Facebook says EU's privacy investigations hurt innovation, economy

The social network's head of public policy in Europe says changes to how regulations are handled there could prompt Facebook to stop bringing new features to its service.

Don Reisinger
CNET contributor Don Reisinger is a technology columnist who has covered everything from HDTVs to computers to Flowbee Haircut Systems. Besides his work with CNET, Don's work has been featured in a variety of other publications including PC World and a host of Ziff-Davis publications.
Don Reisinger
4 min read

Facebook is firing back in its battle with EU regulators. CNET

The world's largest social network has a message for the European Union: stay the course or risk hurting our users.

In a lengthy editorial published Wednesday, Facebook's vice president of public policy in Europe, Richard Allan, issued a retort to European regulators who have started investigations into the company's privacy practices. Allan argues that the many countries now investigating Facebook are undermining European law and could ultimately hurt both Facebook's users and smaller Internet companies trying to become the next Facebook.

"National regulation would pose serious obstacles," Allan wrote. "Facebook's costs would increase, and people in Europe would notice new features arriving more slowly, or not at all. The biggest victims would be smaller European companies. The next big thing might never see the light of day."

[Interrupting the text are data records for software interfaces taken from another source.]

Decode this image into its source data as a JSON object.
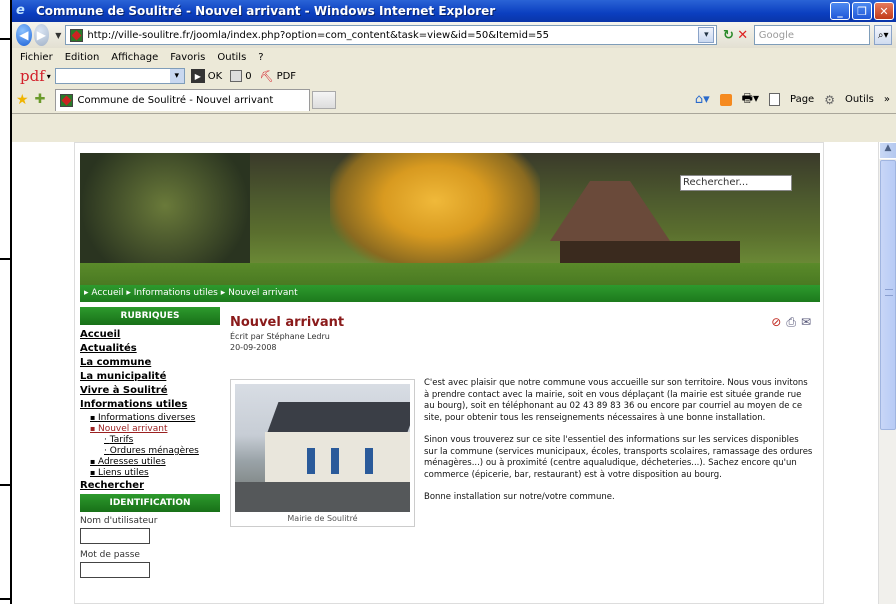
{
  "window": {
    "title": "Commune de Soulitré - Nouvel arrivant - Windows Internet Explorer"
  },
  "nav": {
    "url": "http://ville-soulitre.fr/joomla/index.php?option=com_content&task=view&id=50&Itemid=55",
    "search_placeholder": "Google"
  },
  "menu": [
    "Fichier",
    "Edition",
    "Affichage",
    "Favoris",
    "Outils",
    "?"
  ],
  "pdfbar": {
    "logo": "pdf",
    "ok_label": "OK",
    "count": "0",
    "pdf_label": "PDF"
  },
  "tab": {
    "title": "Commune de Soulitré - Nouvel arrivant"
  },
  "cmdbar": {
    "page_label": "Page",
    "tools_label": "Outils"
  },
  "site": {
    "search_placeholder": "Rechercher...",
    "breadcrumb": "▸ Accueil ▸ Informations utiles ▸ Nouvel arrivant",
    "sidebar": {
      "rubriques_head": "RUBRIQUES",
      "links": [
        "Accueil",
        "Actualités",
        "La commune",
        "La municipalité",
        "Vivre à Soulitré",
        "Informations utiles"
      ],
      "sub": {
        "informations_diverses": "Informations diverses",
        "nouvel_arrivant": "Nouvel arrivant",
        "tarifs": "Tarifs",
        "ordures": "Ordures ménagères",
        "adresses": "Adresses utiles",
        "liens": "Liens utiles"
      },
      "rechercher": "Rechercher",
      "identification_head": "IDENTIFICATION",
      "username_label": "Nom d'utilisateur",
      "password_label": "Mot de passe"
    },
    "article": {
      "title": "Nouvel arrivant",
      "author": "Écrit par Stéphane Ledru",
      "date": "20-09-2008",
      "photo_caption": "Mairie de Soulitré",
      "p1": "C'est avec plaisir que notre commune vous accueille sur son territoire. Nous vous invitons à prendre contact avec la mairie, soit en vous déplaçant (la mairie est située grande rue au bourg), soit en téléphonant au 02 43 89 83 36 ou encore par courriel au moyen de ce site, pour obtenir tous les renseignements nécessaires à une bonne installation.",
      "p2": "Sinon vous trouverez sur ce site l'essentiel des informations sur les services disponibles sur la commune (services municipaux, écoles, transports scolaires, ramassage des ordures ménagères...) ou à proximité (centre aqualudique, décheteries...). Sachez encore qu'un commerce (épicerie, bar, restaurant) est à votre disposition au bourg.",
      "p3": "Bonne installation sur notre/votre commune."
    }
  }
}
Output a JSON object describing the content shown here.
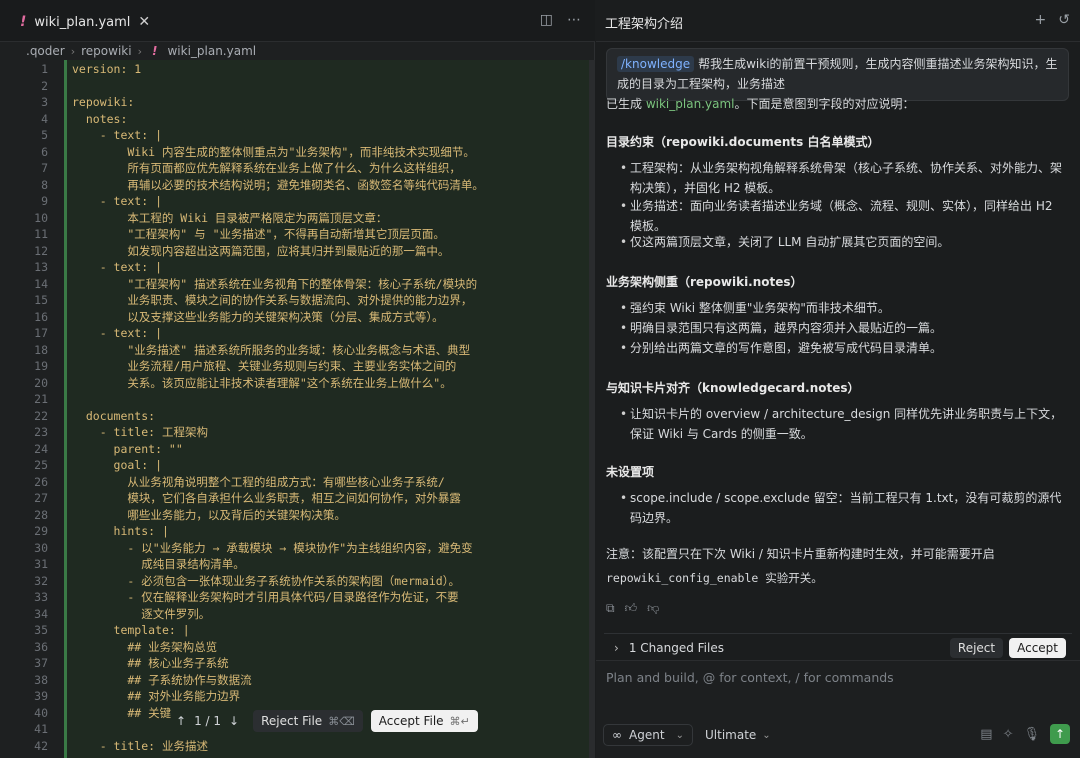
{
  "editor": {
    "tab": {
      "icon": "!",
      "label": "wiki_plan.yaml",
      "close": "✕"
    },
    "breadcrumb": [
      ".qoder",
      "repowiki",
      "wiki_plan.yaml"
    ],
    "lines": [
      {
        "n": "1",
        "t": "version: 1"
      },
      {
        "n": "2",
        "t": ""
      },
      {
        "n": "3",
        "t": "repowiki:"
      },
      {
        "n": "4",
        "t": "  notes:"
      },
      {
        "n": "5",
        "t": "    - text: |"
      },
      {
        "n": "6",
        "t": "        Wiki 内容生成的整体侧重点为\"业务架构\"，而非纯技术实现细节。"
      },
      {
        "n": "7",
        "t": "        所有页面都应优先解释系统在业务上做了什么、为什么这样组织，"
      },
      {
        "n": "8",
        "t": "        再辅以必要的技术结构说明；避免堆砌类名、函数签名等纯代码清单。"
      },
      {
        "n": "9",
        "t": "    - text: |"
      },
      {
        "n": "10",
        "t": "        本工程的 Wiki 目录被严格限定为两篇顶层文章："
      },
      {
        "n": "11",
        "t": "        \"工程架构\" 与 \"业务描述\"，不得再自动新增其它顶层页面。"
      },
      {
        "n": "12",
        "t": "        如发现内容超出这两篇范围，应将其归并到最贴近的那一篇中。"
      },
      {
        "n": "13",
        "t": "    - text: |"
      },
      {
        "n": "14",
        "t": "        \"工程架构\" 描述系统在业务视角下的整体骨架：核心子系统/模块的"
      },
      {
        "n": "15",
        "t": "        业务职责、模块之间的协作关系与数据流向、对外提供的能力边界，"
      },
      {
        "n": "16",
        "t": "        以及支撑这些业务能力的关键架构决策（分层、集成方式等）。"
      },
      {
        "n": "17",
        "t": "    - text: |"
      },
      {
        "n": "18",
        "t": "        \"业务描述\" 描述系统所服务的业务域：核心业务概念与术语、典型"
      },
      {
        "n": "19",
        "t": "        业务流程/用户旅程、关键业务规则与约束、主要业务实体之间的"
      },
      {
        "n": "20",
        "t": "        关系。该页应能让非技术读者理解\"这个系统在业务上做什么\"。"
      },
      {
        "n": "21",
        "t": ""
      },
      {
        "n": "22",
        "t": "  documents:"
      },
      {
        "n": "23",
        "t": "    - title: 工程架构"
      },
      {
        "n": "24",
        "t": "      parent: \"\""
      },
      {
        "n": "25",
        "t": "      goal: |"
      },
      {
        "n": "26",
        "t": "        从业务视角说明整个工程的组成方式：有哪些核心业务子系统/"
      },
      {
        "n": "27",
        "t": "        模块，它们各自承担什么业务职责，相互之间如何协作，对外暴露"
      },
      {
        "n": "28",
        "t": "        哪些业务能力，以及背后的关键架构决策。"
      },
      {
        "n": "29",
        "t": "      hints: |"
      },
      {
        "n": "30",
        "t": "        - 以\"业务能力 → 承载模块 → 模块协作\"为主线组织内容，避免变"
      },
      {
        "n": "31",
        "t": "          成纯目录结构清单。"
      },
      {
        "n": "32",
        "t": "        - 必须包含一张体现业务子系统协作关系的架构图（mermaid）。"
      },
      {
        "n": "33",
        "t": "        - 仅在解释业务架构时才引用具体代码/目录路径作为佐证，不要"
      },
      {
        "n": "34",
        "t": "          逐文件罗列。"
      },
      {
        "n": "35",
        "t": "      template: |"
      },
      {
        "n": "36",
        "t": "        ## 业务架构总览"
      },
      {
        "n": "37",
        "t": "        ## 核心业务子系统"
      },
      {
        "n": "38",
        "t": "        ## 子系统协作与数据流"
      },
      {
        "n": "39",
        "t": "        ## 对外业务能力边界"
      },
      {
        "n": "40",
        "t": "        ## 关键"
      },
      {
        "n": "41",
        "t": ""
      },
      {
        "n": "42",
        "t": "    - title: 业务描述"
      }
    ],
    "float_bar": {
      "counter": "1 / 1",
      "reject_label": "Reject File",
      "reject_kbd": "⌘⌫",
      "accept_label": "Accept File",
      "accept_kbd": "⌘↵"
    }
  },
  "chat": {
    "title": "工程架构介绍",
    "user_message": {
      "chip": "/knowledge",
      "text": "帮我生成wiki的前置干预规则，生成内容侧重描述业务架构知识，生成的目录为工程架构，业务描述"
    },
    "reply": {
      "intro_a": "已生成 ",
      "intro_file": "wiki_plan.yaml",
      "intro_b": "。下面是意图到字段的对应说明：",
      "s1_title": "目录约束（repowiki.documents 白名单模式）",
      "s1_items": [
        "工程架构：从业务架构视角解释系统骨架（核心子系统、协作关系、对外能力、架构决策），并固化 H2 模板。",
        "业务描述：面向业务读者描述业务域（概念、流程、规则、实体），同样给出 H2 模板。",
        "仅这两篇顶层文章，关闭了 LLM 自动扩展其它页面的空间。"
      ],
      "s2_title": "业务架构侧重（repowiki.notes）",
      "s2_items": [
        "强约束 Wiki 整体侧重\"业务架构\"而非技术细节。",
        "明确目录范围只有这两篇，越界内容须并入最贴近的一篇。",
        "分别给出两篇文章的写作意图，避免被写成代码目录清单。"
      ],
      "s3_title": "与知识卡片对齐（knowledgecard.notes）",
      "s3_items": [
        "让知识卡片的 overview / architecture_design 同样优先讲业务职责与上下文，保证 Wiki 与 Cards 的侧重一致。"
      ],
      "s4_title": "未设置项",
      "s4_items": [
        "scope.include / scope.exclude 留空：当前工程只有 1.txt，没有可裁剪的源代码边界。"
      ],
      "note_a": "注意：该配置只在下次 Wiki / 知识卡片重新构建时生效，并可能需要开启",
      "note_b": "repowiki_config_enable 实验开关。"
    },
    "changed": {
      "label": "1 Changed Files",
      "reject": "Reject",
      "accept": "Accept"
    },
    "input": {
      "placeholder": "Plan and build, @ for context, / for commands",
      "agent_label": "Agent",
      "model_label": "Ultimate"
    }
  },
  "colors": {
    "accent_green": "#3f9b4d",
    "yaml_text": "#d8b976",
    "link_blue": "#7fb2ff"
  }
}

Some EU countries are at odds with Facebook -- which has 1.4 billion users worldwide, including 83 percent active outside the US and Canada -- over how regulations should be handled in the euro zone. Earlier this month, privacy regulators in France, Spain, Italy and elsewhere launched probes into how Facebook collects user data. They're most interested in how Facebook combines its own information with that from the other companies it owns, like photo-sharing service Instagram, as well as how it tracks people after they have used Facebook's "like" button.

If the investigations move forward and Facebook is found to be violating privacy laws within those countries, the company could face millions of euros in fines and be forced to modify how it operates in the specified countries.

Facebook, which has its European headquarters in Ireland, has said that individual EU countries do not have the right to investigate just any business as part of EU law. Facebook said earlier this month that companies can be monitored only by regulators based where their headquarters are located. As soon as regulators within that country allow a firm to operate and determine that it's in compliance with EU law, the firm can offer its product or service anywhere in the EU.

"Initially, when the authorities in other countries had concerns about our services, they worked with the Irish regulator to resolve them," Allan wrote in today's editorial. "This is how European regulation is supposed to work: if a business meets regulations implemented in its home country, it can operate across the EU."

Allan, on behalf of Facebook, argues that such a law makes sense. If individual countries are allowed to determine their own regulatory standards, the euro zone is essentially broken and common laws ousted. Companies, meanwhile, will need to take on the expensive task of adhering to different country laws and in the process, he says, it's the average consumer who suffers.

"Consumers would not be as well served; the cost of selling in a new market would increase, and some companies would not bother," he wrote. "Common rules have given Europe's workers prosperity and its consumers choice."

European regulators, however, have grown impatient with such edicts. Though the EU is made up of member countries, they all have their own laws on privacy, and interpretations of what it is. Therefore, the countries believe they should have some say in how companies operate, even if those firms are based in another country.

In February, Belgium enlisted the help of two organizations that are part of the government's iMinds digital research center to investigate updates to the social network's terms of service. The resulting report indicated that " Facebook is acting in violation of European law" -- a charge Facebook denied, citing Ireland's own regulatory interpretation.

"We're confident the updates comply with applicable laws," a company spokesperson said. "As a company with international headquarters in Dublin, we routinely review product and policy updates, ­ including this one, with our regulator, the Irish Data Protection Commissioner, who oversees our compliance with the EU Data Protection Directive as implemented under Irish law."

It's unlikely that the differences in opinion will be resolved soon, if at all. However, Allan argues that rather than target Facebook and publicly air differences over how it operates, regulators across the EU should "work together" to find common ground.

"That is surely a better approach than to fragment Europe's single market, and waste resources mounting independent investigations into issues that have already been thoroughly examined," he wrote.

But trying to change opinions in Europe isn't necessarily easy for technology companies. Google learned that lesson earlier this month after the EU's competition commissioner, Margrethe Vestager, accused Google of abusing its search dominance to hurt competition across Europe. Google had been working with the EU for years to sidestep the action, which could result in the company getting hit with fines of up to $6.6 billion.

Facebook declined to provide additional comment.